NE2000-compatible ISA network cards are probably the most commonly used network cards out there, and presumably, many people use two or more of them in Linux routers. Setting up Linux for this hardware configuration is, unfortunately, non-trivial and there's a surprising lack of information on the Web. I just spent a bit of time on it myself, and here are the results as applicable to Linux kernel version 2.2.16:

First, you must realize that in order to use multiple ISA NE2000 cards, you must compile NE2000 support as a module. Fortunately, this is already the case with most "stock" kernels that come off distribution CDs. If you compile the kernel yourself, make sure you select M for the NE1000/NE2000 driver as you do a make config. (As a reminder, if you compiled any modules into your kernel, you must do a make modules and a make modules_install after successful kernel compilation.)

Second, you must add the following lines to your /etc/modules.conf file:

alias eth0 ne
alias eth1 ne
options ne io=0x300,0x340 irq=5,9

Of course the actual I/O port and IRQ numbers you use must match the setting of your network cards.

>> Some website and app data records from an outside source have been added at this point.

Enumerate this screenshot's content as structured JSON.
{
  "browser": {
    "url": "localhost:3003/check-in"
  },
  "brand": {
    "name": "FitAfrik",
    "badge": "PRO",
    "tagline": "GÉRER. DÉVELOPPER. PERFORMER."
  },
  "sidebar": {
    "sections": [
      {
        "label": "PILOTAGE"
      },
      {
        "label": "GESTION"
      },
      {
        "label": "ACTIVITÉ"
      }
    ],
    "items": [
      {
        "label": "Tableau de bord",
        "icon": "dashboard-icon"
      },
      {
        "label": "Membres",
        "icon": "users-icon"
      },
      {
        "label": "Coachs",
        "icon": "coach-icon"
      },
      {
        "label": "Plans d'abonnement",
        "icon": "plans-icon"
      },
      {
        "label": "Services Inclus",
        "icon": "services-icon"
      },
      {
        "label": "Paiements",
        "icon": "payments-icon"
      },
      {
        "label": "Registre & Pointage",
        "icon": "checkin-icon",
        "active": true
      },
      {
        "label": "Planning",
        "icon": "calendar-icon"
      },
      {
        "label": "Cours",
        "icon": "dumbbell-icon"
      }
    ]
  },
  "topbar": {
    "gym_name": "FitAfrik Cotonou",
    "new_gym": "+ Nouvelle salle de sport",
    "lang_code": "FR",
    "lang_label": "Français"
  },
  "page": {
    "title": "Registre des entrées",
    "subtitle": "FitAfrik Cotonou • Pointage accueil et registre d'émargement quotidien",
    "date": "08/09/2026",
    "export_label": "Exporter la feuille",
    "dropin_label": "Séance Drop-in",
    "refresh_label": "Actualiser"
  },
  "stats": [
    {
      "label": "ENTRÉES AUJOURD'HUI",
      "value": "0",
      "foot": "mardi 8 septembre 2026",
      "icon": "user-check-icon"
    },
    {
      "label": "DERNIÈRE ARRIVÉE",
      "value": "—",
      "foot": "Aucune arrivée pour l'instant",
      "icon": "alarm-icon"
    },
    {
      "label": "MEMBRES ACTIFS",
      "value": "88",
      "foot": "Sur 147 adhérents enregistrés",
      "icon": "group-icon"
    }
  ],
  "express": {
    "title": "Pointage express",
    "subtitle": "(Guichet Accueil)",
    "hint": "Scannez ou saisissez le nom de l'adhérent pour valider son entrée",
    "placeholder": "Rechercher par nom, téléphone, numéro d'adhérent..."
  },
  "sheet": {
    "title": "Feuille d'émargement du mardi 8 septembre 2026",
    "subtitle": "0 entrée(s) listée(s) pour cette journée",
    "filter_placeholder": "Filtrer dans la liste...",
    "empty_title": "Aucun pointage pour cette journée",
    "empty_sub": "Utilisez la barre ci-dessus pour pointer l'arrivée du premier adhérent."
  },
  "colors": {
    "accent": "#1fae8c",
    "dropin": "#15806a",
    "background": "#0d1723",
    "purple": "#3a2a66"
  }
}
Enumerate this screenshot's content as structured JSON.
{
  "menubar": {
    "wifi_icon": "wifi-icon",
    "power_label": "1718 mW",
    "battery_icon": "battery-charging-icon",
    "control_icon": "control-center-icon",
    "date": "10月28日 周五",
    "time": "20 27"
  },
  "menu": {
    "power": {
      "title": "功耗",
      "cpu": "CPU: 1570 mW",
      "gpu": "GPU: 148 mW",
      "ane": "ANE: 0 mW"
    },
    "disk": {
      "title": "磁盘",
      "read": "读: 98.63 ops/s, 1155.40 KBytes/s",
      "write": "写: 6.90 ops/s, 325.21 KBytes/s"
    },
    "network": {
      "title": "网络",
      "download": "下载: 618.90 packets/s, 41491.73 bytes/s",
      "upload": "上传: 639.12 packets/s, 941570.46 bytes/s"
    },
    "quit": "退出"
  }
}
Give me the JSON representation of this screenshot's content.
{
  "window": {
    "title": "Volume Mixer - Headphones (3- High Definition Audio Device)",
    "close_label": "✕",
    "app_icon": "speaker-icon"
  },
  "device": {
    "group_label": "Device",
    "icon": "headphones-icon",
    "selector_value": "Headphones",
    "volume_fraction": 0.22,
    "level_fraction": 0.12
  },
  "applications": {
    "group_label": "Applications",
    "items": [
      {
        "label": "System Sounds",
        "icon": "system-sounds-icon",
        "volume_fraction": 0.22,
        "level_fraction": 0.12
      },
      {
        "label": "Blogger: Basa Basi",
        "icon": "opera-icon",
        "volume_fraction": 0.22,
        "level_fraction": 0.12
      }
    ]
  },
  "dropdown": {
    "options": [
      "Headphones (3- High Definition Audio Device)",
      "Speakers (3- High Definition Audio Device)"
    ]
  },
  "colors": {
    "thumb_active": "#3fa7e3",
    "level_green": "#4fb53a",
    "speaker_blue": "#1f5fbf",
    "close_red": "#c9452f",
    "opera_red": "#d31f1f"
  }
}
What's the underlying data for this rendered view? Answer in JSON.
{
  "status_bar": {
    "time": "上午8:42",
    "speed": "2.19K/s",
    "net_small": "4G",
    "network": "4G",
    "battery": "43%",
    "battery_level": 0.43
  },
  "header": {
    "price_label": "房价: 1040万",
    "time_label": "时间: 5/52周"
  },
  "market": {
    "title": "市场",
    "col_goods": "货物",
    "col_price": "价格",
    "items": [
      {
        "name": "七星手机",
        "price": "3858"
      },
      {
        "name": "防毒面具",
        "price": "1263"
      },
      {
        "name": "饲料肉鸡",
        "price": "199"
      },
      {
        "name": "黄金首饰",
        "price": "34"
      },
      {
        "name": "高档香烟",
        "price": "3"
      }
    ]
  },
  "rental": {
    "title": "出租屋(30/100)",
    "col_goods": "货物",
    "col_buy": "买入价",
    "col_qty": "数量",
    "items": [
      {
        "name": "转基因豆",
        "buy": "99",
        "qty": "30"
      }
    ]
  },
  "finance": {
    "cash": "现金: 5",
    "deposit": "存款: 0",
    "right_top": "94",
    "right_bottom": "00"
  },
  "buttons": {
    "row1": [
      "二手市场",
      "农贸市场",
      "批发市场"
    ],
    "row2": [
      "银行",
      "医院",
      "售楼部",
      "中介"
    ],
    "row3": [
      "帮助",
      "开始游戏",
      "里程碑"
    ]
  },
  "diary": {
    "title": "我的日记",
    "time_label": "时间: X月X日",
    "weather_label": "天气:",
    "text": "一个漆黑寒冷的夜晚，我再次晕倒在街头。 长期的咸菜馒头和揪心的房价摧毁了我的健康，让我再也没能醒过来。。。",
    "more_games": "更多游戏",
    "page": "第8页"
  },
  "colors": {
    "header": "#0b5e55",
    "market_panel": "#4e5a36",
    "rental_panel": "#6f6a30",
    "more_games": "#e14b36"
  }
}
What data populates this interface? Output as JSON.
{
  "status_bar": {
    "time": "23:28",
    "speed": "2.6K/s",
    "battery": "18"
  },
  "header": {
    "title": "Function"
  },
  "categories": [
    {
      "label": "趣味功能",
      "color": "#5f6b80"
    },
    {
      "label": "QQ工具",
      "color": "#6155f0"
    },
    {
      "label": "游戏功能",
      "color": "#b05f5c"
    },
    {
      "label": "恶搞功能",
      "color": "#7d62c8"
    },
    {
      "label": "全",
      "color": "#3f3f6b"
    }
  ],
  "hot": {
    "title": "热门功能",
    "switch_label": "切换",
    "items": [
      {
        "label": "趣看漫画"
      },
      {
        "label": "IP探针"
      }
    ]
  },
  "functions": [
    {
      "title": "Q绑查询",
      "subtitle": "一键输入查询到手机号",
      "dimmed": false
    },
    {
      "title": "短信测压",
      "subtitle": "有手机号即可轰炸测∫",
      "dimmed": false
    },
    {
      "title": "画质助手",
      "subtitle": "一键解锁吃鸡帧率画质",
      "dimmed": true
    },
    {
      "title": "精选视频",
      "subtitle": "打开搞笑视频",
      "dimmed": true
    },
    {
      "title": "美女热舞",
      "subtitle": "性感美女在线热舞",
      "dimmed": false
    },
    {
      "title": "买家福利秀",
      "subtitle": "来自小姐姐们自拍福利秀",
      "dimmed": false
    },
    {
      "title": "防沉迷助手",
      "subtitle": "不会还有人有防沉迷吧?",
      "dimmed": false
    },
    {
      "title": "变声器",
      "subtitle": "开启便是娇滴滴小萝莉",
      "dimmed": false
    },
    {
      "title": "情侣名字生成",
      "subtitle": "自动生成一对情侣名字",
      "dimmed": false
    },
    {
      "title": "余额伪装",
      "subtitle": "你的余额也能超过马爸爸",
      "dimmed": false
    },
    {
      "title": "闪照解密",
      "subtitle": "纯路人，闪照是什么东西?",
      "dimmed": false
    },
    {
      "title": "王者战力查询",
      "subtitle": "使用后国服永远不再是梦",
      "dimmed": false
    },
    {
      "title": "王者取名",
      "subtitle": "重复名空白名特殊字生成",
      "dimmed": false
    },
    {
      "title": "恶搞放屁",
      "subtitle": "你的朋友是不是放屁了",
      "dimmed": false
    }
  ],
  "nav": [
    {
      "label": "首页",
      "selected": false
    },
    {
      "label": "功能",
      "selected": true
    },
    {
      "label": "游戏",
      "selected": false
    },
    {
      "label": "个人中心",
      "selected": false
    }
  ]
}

Many "jumperless" network cards need to be configured by software, specifically by an MS-DOS executable program. Sometimes it is necessary to configure the cards one at a time (this was certainly the case with this pair of D-Link DE250C cards I am using here.) You need to remove one card, boot the system with MS-DOS, run the configuration program, shut down the system, remove this card and insert the other, and repeat the configuration procedure. Afterwards, you can boot Linux and start configuring your network devices using the usual commands (e.g., ifconfig.) If your kernel is compiled with automatic module load support, the NE2000 driver will be loaded on demand. (Otherwise, you may need to use modprobe or insmod; see their respective man pages for details.)